### SOURCE DATA ###

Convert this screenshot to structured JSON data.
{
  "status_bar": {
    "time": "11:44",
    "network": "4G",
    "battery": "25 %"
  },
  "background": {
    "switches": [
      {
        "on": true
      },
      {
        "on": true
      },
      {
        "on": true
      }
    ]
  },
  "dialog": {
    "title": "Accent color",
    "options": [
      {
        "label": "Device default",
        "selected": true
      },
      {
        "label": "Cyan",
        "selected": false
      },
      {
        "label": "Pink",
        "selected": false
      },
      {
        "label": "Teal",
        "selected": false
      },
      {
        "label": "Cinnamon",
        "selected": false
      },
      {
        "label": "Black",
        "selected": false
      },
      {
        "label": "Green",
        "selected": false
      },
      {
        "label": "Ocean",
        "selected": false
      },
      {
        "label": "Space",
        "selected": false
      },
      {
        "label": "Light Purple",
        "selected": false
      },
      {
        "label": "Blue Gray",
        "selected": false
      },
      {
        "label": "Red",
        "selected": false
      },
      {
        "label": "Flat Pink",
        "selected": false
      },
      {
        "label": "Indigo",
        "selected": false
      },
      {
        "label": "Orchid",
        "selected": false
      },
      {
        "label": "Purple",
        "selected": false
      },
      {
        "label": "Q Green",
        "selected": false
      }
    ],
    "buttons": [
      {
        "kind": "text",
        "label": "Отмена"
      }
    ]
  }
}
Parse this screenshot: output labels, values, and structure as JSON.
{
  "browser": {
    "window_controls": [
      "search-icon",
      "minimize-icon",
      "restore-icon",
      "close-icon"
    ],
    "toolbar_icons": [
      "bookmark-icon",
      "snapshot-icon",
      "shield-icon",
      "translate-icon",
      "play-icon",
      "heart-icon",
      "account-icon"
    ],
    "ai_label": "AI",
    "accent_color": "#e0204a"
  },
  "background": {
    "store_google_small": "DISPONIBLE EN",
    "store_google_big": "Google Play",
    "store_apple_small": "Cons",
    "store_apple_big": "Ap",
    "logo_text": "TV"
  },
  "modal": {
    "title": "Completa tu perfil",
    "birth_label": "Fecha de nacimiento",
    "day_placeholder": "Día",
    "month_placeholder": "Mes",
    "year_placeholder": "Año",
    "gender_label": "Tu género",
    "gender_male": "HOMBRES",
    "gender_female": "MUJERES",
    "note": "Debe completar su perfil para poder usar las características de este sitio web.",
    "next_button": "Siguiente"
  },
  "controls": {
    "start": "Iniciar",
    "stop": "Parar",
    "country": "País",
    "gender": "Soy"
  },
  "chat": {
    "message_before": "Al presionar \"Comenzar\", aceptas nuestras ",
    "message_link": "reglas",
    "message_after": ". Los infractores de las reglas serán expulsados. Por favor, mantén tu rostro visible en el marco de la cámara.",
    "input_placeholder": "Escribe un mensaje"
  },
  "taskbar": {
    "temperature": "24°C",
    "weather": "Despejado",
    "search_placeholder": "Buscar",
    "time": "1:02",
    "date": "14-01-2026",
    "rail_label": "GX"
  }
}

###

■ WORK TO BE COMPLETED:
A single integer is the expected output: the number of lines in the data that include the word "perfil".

■ OUTPUT FOR THIS TASK:
2